> Assigned task:
Whatever the records below say, write them all out exactly.

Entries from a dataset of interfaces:
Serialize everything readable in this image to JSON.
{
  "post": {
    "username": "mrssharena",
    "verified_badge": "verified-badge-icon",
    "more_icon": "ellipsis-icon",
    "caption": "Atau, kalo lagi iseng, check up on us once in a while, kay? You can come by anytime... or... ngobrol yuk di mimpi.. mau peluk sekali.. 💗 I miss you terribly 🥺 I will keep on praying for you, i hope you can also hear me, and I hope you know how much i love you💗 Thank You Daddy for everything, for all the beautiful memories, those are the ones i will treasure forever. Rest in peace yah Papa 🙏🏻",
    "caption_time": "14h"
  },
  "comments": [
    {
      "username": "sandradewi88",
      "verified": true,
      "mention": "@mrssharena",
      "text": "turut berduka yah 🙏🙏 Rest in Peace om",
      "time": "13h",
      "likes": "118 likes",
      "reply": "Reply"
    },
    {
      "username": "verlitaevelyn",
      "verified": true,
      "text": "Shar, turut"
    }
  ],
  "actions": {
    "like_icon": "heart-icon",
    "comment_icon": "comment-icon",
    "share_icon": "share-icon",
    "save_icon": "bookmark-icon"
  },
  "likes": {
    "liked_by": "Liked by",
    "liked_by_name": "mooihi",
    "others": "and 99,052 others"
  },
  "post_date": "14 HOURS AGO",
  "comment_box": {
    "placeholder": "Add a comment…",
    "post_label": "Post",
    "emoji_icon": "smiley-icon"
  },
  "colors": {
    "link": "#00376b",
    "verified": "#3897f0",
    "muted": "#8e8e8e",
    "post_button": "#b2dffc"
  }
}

> Expected answer:
Serialize everything readable in this image to JSON.
{
  "post": {
    "username": "mrssharena",
    "verified_badge": "verified-badge-icon",
    "more_icon": "ellipsis-icon",
    "caption": "Atau, kalo lagi iseng, check up on us once in a while, kay? You can come by anytime... or... ngobrol yuk di mimpi.. mau peluk sekali.. 💗 I miss you terribly 🥺 I will keep on praying for you, i hope you can also hear me, and I hope you know how much i love you💗 Thank You Daddy for everything, for all the beautiful memories, those are the ones i will treasure forever. Rest in peace yah Papa 🙏🏻",
    "caption_time": "14h"
  },
  "comments": [
    {
      "username": "sandradewi88",
      "verified": true,
      "mention": "@mrssharena",
      "text": "turut berduka yah 🙏🙏 Rest in Peace om",
      "time": "13h",
      "likes": "118 likes",
      "reply": "Reply"
    },
    {
      "username": "verlitaevelyn",
      "verified": true,
      "text": "Shar, turut"
    }
  ],
  "actions": {
    "like_icon": "heart-icon",
    "comment_icon": "comment-icon",
    "share_icon": "share-icon",
    "save_icon": "bookmark-icon"
  },
  "likes": {
    "liked_by": "Liked by",
    "liked_by_name": "mooihi",
    "others": "and 99,052 others"
  },
  "post_date": "14 HOURS AGO",
  "comment_box": {
    "placeholder": "Add a comment…",
    "post_label": "Post",
    "emoji_icon": "smiley-icon"
  },
  "colors": {
    "link": "#00376b",
    "verified": "#3897f0",
    "muted": "#8e8e8e",
    "post_button": "#b2dffc"
  }
}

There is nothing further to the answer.